Issue 17: Managed Care
Goal: To develop a managed care or equivalent resource management system where stakeholder values, positive outcomes and quality services are on a par with cost containment and effectiveness.
Developments within and outside Alaska have converged to require an analysis of the application of managed care to mental health services within the state. Nationally, managed care systems are sweeping through state and local public mental health systems, often touted as a way to curb skyrocketing entitlement and service provision costs. At the state level, the Legislature and other stakeholders are demanding greater accountability and cost effectiveness for public mental health services in an era of declining oil revenues.
The Alaska Mental Health Board seeks to avoid the mistakes made in many other states where managed care has been used strictly as a cost control mechanism. In many of these cases, managed care organizations have reduced client services and removed funds from the mental health system in the form of profits.

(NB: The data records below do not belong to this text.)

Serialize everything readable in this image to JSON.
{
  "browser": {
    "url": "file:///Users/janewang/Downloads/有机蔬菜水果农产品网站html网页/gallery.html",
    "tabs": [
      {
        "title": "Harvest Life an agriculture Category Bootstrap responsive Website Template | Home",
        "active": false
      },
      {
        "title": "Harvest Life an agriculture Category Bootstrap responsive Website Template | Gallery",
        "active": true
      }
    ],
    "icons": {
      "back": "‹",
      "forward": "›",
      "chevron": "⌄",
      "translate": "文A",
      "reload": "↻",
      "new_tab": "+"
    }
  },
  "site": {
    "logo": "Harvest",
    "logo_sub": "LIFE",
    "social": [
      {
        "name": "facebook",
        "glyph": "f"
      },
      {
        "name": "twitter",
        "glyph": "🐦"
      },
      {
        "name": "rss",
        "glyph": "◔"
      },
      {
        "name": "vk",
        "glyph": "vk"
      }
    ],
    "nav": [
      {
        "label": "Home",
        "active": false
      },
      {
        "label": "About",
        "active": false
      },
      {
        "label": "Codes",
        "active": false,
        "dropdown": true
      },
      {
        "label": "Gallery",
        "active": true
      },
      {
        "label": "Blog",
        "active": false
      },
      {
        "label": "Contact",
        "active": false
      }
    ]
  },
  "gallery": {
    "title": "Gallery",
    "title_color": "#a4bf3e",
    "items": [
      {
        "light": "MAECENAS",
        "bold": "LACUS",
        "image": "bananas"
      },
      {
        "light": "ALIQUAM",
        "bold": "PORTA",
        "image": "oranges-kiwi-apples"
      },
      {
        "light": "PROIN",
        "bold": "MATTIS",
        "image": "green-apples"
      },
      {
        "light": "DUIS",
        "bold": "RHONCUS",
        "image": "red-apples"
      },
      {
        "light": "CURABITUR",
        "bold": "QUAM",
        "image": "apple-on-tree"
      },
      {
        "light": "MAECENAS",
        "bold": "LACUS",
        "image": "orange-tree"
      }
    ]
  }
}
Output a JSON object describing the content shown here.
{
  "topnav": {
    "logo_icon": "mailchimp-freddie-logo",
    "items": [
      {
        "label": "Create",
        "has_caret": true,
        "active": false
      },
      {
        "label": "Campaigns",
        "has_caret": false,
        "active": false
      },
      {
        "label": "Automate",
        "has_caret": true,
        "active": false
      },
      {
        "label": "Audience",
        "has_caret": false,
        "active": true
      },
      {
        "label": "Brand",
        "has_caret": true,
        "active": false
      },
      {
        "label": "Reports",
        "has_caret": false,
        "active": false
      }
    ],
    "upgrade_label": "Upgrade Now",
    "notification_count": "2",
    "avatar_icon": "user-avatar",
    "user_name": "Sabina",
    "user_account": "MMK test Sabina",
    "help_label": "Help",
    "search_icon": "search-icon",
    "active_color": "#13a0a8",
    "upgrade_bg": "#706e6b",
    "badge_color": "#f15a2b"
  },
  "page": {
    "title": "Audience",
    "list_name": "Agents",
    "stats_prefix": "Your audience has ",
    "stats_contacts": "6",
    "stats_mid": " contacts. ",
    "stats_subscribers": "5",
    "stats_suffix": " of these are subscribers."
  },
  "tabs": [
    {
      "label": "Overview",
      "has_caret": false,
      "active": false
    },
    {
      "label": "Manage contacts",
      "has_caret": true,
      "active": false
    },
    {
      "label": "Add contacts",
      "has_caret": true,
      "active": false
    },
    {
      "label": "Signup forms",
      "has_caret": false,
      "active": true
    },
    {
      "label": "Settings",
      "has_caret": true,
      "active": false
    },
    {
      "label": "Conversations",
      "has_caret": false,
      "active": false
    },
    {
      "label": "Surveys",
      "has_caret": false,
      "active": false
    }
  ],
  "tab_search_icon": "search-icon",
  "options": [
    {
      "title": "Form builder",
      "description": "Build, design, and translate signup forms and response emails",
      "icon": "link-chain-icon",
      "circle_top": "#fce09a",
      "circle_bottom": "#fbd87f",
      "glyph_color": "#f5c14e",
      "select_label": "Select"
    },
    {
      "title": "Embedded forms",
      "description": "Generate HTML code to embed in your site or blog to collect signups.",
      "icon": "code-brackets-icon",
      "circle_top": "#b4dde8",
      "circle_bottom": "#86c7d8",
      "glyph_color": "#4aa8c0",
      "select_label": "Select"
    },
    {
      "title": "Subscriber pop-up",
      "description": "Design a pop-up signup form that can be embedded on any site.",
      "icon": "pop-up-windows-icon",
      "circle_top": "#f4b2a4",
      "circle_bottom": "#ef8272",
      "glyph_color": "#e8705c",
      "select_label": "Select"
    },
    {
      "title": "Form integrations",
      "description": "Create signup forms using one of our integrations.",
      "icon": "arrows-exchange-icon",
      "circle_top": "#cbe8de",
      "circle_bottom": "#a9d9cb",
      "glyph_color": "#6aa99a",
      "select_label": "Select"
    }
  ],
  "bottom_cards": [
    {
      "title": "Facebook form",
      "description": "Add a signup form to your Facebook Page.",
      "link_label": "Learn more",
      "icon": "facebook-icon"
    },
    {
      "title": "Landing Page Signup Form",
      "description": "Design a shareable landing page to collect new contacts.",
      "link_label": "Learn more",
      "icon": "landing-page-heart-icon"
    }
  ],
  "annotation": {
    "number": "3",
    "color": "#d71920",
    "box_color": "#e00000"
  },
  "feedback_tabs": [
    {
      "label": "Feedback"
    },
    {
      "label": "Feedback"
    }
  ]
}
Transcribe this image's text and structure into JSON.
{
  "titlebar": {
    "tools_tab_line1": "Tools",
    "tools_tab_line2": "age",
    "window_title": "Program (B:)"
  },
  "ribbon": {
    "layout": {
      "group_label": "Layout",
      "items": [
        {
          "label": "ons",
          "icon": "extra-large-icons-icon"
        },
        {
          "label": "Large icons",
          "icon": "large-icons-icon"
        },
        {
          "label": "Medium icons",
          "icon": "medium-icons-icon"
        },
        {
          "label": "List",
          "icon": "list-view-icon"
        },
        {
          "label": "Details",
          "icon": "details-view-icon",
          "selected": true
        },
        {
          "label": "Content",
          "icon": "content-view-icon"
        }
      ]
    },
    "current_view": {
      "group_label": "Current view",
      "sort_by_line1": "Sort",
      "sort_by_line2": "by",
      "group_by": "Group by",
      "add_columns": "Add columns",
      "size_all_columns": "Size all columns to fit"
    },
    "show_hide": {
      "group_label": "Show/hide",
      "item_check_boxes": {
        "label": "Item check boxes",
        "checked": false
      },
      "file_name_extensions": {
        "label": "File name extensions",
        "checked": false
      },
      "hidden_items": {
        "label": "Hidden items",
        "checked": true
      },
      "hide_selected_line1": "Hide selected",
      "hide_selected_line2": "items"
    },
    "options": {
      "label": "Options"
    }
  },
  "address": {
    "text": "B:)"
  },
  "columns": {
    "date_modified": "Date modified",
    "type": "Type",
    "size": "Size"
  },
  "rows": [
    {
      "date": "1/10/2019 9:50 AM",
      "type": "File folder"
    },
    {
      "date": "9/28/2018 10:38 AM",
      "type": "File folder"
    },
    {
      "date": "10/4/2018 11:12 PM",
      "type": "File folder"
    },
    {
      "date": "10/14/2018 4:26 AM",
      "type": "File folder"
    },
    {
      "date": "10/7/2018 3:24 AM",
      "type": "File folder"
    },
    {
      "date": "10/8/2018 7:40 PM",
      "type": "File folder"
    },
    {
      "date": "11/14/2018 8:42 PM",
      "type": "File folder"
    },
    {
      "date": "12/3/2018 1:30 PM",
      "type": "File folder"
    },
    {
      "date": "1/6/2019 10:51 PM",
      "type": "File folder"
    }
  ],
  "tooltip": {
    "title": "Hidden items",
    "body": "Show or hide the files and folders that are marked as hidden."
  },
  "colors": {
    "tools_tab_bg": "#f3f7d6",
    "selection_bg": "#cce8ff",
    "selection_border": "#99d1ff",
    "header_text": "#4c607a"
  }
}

The Alaska Mental Health Board is now exploring whether the principles of managed care can be used to both improve care and control costs. For managed care to work in Alaska, cost considerations must be addressed concurrently with concerns for values, outcomes and quality services. In addition, there needs to be a process to involve consumers/families, providers and other stakeholders in the planning and development of a managed care system in Alaska.
To ensure this more balanced approach, the Alaska Mental Health Board has overseen two separate studies regarding managed mental health care and is considering the information in these reports in light of future policy and program development. The Board has also convened a broad-based Steering Committee to assist in overseeing the development of managed mental health care in Alaska.
275. The Alaska Mental Health Board will ensure that any future development adheres to the Board's December 12, 1997 position regarding the first managed care report, including the following principles for improving the mental health system:
a. Design and delivery of care must be based on consumers' goals, needs and preferences.
b. Any future arrangement must be built on current consumer, provider, departmental and system strengths.
c. A new system must organize around desired outcomes.
d. Desired outcomes should be promoted through risk and reward polices and actions.
e. Clinical and financial authority/responsibility must be more clearly aligned and responsive to the individualized needs of mental health consumers and their families.
276. The Managed Care Steering Committee and the Alaska Mental Health Board will review and develop positions on the second managed care report, received April 30, 1998.
277. The Alaska Mental Health Board, Department of Health and Social Services and other stakeholders will work together to consider and implement recommendations put forth by the Alaska Mental Health Board and the Managed Care Steering Committee.
Responsible party (actions 1-3): Alaska Mental Health Board, Department of Health and Social Services